 Blackstone, Commentaries, 1:161.
 Wilson, Works, ed. McCloskey, 1:169.
 A summary of his understanding was trenchantly expressed by him in a speech before the Pennsylvania State Legislature on October 6, 1787 as ratification was considered. Noting that many were concerned that the Constitution included no Bill of Rights, Wilson reminds the assembly that "everything which is not given is reserved" by the People, whose possession of rights owes nothing to the nation they have set out to form. He states the matter this way: "...to those who think the omission of a bill of rights a defect in the proposed constitution; for it would have been superfluous and absurd to have stipulated with a federal body of our own creation, that we should enjoy those privileges of which we are not divested, either by the intention or the act that has brought the body into existence." (James Wilson, "James Wilson's State House Yard Speech, October 6, 1787," in Collected Works of James Wilson, eds. Kermit L. Hall and Mark David Hall [Indianapolis, Ind.: Liberty Fund, 2007], 1:172)
 Wilson, Works, ed. McCloskey, 1:224.
 I might only mention here an 1825 letter from Madison to Jefferson as the two discussed required readings in the newly formed Law School at the University of Virginia. They intended their students to read those thinkers who taught “the true doctrines of liberty” that “should be inculcated on those who are to sustain and may administer” “our Political System.” Jefferson had listed both Locke and Algernon Sydney. Although Madison had found those two “admirably calculated to impress on young minds the right of nations to establish their own governments, and to inspire a love of free ones” he nevertheless thought that they “afford no aid in guarding our Republican charters against constructive violations.” Madison correctly finds in Locke the right of nations to establish their own governments, but this is different from the rights of persons over and against the claims of nations. (James Morton Smith, The Republic of Letters: The Correspondence Between Jefferson and Madison 1776–1826, 3 vols. [New York: Norton, 1995] , 3:1924.)
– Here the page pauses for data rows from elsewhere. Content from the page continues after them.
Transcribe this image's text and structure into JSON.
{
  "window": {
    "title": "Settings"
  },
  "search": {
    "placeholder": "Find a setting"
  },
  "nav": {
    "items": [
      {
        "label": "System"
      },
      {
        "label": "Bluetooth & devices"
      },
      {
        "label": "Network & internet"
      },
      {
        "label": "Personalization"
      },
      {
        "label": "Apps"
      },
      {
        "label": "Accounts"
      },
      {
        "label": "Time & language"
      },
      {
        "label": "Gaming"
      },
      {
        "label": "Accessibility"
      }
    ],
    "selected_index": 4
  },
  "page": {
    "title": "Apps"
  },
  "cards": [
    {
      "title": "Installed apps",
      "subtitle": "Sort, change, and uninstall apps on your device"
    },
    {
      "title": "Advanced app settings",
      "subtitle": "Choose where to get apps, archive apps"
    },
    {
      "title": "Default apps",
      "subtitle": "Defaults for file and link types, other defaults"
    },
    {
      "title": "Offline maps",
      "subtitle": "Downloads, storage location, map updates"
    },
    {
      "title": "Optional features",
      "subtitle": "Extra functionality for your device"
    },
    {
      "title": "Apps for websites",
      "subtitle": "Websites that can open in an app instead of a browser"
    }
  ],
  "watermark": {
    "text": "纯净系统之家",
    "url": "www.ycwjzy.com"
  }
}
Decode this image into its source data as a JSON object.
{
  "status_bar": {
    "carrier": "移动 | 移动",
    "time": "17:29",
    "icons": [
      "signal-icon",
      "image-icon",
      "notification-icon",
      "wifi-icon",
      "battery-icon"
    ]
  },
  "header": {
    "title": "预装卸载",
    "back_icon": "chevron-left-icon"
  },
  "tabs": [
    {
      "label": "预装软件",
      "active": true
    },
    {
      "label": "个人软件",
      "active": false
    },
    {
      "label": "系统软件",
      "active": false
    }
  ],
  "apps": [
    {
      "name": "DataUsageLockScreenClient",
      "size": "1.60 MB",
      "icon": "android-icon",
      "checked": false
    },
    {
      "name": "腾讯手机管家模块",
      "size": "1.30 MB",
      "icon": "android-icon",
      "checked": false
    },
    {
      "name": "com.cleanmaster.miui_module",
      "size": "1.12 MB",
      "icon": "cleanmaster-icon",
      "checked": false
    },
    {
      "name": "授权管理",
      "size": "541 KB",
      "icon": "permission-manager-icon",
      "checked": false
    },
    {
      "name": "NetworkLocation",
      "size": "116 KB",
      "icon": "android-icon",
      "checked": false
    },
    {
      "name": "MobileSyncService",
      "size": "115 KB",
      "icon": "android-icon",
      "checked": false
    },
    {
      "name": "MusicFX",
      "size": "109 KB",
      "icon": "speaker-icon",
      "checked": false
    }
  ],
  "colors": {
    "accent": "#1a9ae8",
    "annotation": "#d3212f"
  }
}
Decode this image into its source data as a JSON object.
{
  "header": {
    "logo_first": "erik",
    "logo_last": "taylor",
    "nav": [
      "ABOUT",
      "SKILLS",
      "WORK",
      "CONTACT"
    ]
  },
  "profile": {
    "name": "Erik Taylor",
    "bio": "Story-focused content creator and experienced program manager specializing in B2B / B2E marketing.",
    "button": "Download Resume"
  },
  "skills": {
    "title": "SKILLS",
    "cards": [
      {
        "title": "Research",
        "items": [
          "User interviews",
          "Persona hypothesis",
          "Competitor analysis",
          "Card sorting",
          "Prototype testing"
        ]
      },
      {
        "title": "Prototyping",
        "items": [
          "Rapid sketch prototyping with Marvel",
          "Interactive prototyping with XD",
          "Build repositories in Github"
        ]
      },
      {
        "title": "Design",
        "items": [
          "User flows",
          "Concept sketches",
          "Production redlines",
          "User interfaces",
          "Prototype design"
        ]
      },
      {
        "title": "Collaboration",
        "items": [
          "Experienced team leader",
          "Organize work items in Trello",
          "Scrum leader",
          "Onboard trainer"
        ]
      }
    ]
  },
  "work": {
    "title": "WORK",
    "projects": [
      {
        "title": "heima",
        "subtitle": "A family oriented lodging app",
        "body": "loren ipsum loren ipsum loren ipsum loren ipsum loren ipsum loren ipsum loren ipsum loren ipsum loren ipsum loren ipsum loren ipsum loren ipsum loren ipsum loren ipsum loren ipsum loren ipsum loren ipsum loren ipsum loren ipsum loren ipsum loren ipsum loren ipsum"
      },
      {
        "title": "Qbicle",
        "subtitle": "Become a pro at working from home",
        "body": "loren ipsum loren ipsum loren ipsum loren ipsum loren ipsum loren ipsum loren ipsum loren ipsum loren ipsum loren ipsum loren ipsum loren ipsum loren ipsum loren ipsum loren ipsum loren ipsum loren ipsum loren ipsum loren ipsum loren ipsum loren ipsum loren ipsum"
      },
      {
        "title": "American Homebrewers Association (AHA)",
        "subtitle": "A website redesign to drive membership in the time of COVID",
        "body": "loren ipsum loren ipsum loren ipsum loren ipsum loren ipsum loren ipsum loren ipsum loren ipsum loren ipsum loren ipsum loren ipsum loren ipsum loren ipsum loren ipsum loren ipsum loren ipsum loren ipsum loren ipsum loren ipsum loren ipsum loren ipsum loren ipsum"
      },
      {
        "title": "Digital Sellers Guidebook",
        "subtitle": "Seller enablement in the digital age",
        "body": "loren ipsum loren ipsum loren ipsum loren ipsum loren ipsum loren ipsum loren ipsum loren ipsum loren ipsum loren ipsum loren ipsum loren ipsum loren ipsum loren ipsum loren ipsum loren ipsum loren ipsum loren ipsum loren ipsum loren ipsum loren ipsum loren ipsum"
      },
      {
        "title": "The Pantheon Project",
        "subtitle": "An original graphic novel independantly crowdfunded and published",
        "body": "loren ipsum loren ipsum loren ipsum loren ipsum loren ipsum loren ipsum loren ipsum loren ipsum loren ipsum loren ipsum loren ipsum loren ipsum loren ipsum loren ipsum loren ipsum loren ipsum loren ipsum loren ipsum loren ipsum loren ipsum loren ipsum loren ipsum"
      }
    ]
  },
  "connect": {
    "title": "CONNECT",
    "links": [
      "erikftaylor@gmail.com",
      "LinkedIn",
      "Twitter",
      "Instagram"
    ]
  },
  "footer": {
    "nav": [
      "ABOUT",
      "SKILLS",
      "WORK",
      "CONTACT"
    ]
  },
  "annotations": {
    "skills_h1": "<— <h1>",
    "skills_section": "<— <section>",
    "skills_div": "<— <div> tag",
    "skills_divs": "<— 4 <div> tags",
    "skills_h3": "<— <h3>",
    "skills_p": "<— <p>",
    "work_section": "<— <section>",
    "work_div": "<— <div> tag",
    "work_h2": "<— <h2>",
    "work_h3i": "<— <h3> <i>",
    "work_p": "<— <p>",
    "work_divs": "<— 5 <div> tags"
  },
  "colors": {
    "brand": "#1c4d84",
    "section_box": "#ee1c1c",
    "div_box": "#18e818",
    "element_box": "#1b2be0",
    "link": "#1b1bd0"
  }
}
 In Wilson’s words, the issue in Chisholm turns on the question of whether the people of the United States, including those living in Georgia, could “. . . bind those States, and Georgia among the others, by the Legislative, Executive, and Judicial power. . . If those States were the work of those people; those people . . . could vest jurisdiction or judicial power over those States and over the State of Georgia in particular.” Wilson’s opinion continues for many pages and marks an early and important contribution to the constitutional jurisprudence of the United States. Indeed, his opinion proved to be so worrisome as to inspire the framing and the ratification of the 11th Amendment, the wording of which leaves no doubt about the cause that gave rise to it: “The judicial power of the United States shall not be construed to extend to any suit in law or equity, commenced or prosecuted against one of the United States by citizens of another state, or by citizens or subjects of any foreign state.” (Chisholm v. Georgia)
 Thomas Reid, Essays on the Intellectual Powers of Man, ed. Derek Brookes (1785; repr. University Park: Penn State University Press, 2002), 554. The passage is taken from Lecture VII, “On Reasoning.”
 Ibid, 488.
Published 2011 by the Witherspoon Institute